THE Midlands Province has vast untapped export potential in various key sectors of the economy that can boost employment creation and uplift livelihoods of people, trade development and promotion agency, ZimTrade has said.
Agriculture, mining, manufacturing, and services sectors are the dominant key areas that can unlock the potential.
The leather sector, if harnessed to its full potential can turn the province into a shoe manufacturing and exporting hub in southern Africa, said the trade agency.
However, in order to reap high dividend in the export front, particularly on agriculture, ZimTrade said the province needs to focus on capacitation skills for small holder farmers.

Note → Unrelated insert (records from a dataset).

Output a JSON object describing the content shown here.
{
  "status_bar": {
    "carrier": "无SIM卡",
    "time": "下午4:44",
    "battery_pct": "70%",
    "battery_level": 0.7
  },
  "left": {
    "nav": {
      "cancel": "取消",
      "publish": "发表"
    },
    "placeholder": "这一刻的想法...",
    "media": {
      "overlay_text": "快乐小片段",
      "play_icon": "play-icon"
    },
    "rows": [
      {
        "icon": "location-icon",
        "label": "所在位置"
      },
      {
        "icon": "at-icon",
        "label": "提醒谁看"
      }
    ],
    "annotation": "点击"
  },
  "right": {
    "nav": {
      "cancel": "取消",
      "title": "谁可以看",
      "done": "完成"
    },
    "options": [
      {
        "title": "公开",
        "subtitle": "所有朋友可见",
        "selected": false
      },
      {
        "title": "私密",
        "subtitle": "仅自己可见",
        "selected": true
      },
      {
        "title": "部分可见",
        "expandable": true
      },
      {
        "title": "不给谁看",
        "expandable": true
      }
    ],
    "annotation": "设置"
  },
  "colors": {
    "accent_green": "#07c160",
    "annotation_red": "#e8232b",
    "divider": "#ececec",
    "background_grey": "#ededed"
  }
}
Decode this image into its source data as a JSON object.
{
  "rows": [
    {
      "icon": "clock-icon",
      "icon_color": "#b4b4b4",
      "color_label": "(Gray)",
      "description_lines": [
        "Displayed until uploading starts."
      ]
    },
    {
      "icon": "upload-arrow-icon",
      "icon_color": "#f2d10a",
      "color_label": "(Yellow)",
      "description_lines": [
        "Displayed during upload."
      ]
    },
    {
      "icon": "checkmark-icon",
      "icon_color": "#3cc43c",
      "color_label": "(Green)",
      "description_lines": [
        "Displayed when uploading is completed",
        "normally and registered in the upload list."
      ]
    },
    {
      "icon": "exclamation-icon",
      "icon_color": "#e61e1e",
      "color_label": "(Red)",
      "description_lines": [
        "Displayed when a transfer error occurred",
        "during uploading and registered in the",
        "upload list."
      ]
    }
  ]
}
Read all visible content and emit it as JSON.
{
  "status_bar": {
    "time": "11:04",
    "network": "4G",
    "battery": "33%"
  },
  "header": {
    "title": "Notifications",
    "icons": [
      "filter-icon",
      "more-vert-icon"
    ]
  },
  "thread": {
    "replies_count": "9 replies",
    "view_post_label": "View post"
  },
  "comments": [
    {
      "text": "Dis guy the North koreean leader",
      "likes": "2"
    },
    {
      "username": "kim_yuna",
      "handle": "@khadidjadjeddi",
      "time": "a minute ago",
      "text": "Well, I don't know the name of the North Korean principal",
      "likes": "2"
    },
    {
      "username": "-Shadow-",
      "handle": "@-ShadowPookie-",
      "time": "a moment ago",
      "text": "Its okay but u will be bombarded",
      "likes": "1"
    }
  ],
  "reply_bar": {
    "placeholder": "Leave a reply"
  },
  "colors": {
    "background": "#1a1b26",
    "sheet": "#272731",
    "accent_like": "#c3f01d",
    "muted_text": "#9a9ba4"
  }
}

Added to that, concerted efforts must be made to mainstream group cohesion and embark on aggregation for farmers to tap into lucrative destinations including Europe.
ZimTrade conducted surveys across all provinces to identify potential economic activities and boost production and exports.
The survey revealed that the Midlands province has vast low-hanging export fruits in agriculture, mining, manufacturing and services sectors.
The detailed survey covered Gweru, Gokwe North and South, Kwekwe, Chirumhanzu, Mberengwa, Zvishavane and Shurugwi districts.
In Gweru, viable economic activities identified range from agriculture, leather and leather products, manufacturing, mining, engineering and education.
The leather sector has huge potential to turn the district into a shoe manufacturing and exporting hub in southern Africa, it noted.
“Gweru District is home to the largest shoe company in Zimbabwe (Bata Shoe Company Zimbabwe), and this could be a pivot that supports the development of a strong leather cluster in the province, which in turn can turn the district into a shoe manufacturing and exporting hub in southern Africa,” reads part of the survey findings.
“There is huge potential to export shoes and other leather products to regional markets such as Zambia, Mozambique, Malawi and the Democratic Republic of Congo (DRC).”
Bata Shoe has invested over US$5 million in plant and machinery, a demonstration of confidence in the economy.
In June, President Mnangagwa toured the company and commissioned the three modern units. ZimTrade added that Gweru district has potential for exporting steel products, targeting African markets.
Other manufacturing activities that could provide quick wins in the export front include weaving and textile, clothing and fast-moving consumer goods (FMCGs).
It noted that the most common economic activities in Gokwe North and South districts are farming, with most small holder farmers concentrated in cotton production.
ZimTrade has said although cotton presents opportunities for quick spin-offs, there is more value to be unlocked if the product is value-added.
“This way, the two districts will create jobs and value addition also means better earnings for farmers and overall improved livelihoods for the people,” said the agency.
Agricultural, manufacturing and mining activities anchor economic activities in Kwekwe. The district has many large and small mines and several large steel mills with huge potential to be a steel export hub in the Midlands Province.
“Economic activities in the manufacturing sector involve agri-food processing where the district is already produced products such as canned vegetables for the local market.
“With increased production, the market could be extended to countries in the region such as Angola, Botswana, DRC and Mozambique,” said ZimTrade.
Although Mberengwa district provide a major boost on mining and production of small grains, efforts have been made to upscale production of fresh vegetables and fruits.
“Export potential in the district lies in the production of horticulture products such as tomatoes, cabbages, and butternuts, all of which are in high demand in regional markets such as Botswana.
“However, in order to export successfully there is a need for a focus on capacitation skills for small-holder farmers. These include training in agronomy, post-harvest handling as well as cold chain management,” it said.
Mining districts of Zvishavane and Shurugwi are touted to have large deposits of minerals such as platinum and gold, ZimTrade emphasised that with value addition and beneficiation the districts have the potential to earn much more from their resources.
The two districts have experienced an increase in small-holder farmers in recent years but most of them have limited connection to export markets.
“Surveys conducted in the districts revealed that some irrigation schemes have been successful in exporting with buyers coming from Francistown in Botswana to purchase vegetables such as kale/rape,” said the agency.
However, to achieve export success, there is a need to integrate small-holder farmers into the high-paying export market and consolidate the products for destinations, which require huge quantities such as the Netherlands, United Kingdom and China.
A recent report by the Zimbabwe National Statistics Agency (ZimStat) for the period 2019 and 2021 show that agriculture contributed $2, 83 billion in gross domestic production (GDP) with manufacturing adding $2, 33 billion.
President Mnangagwa has repeatedly urged companies to enhance value addition as opposed to exporting raw materials.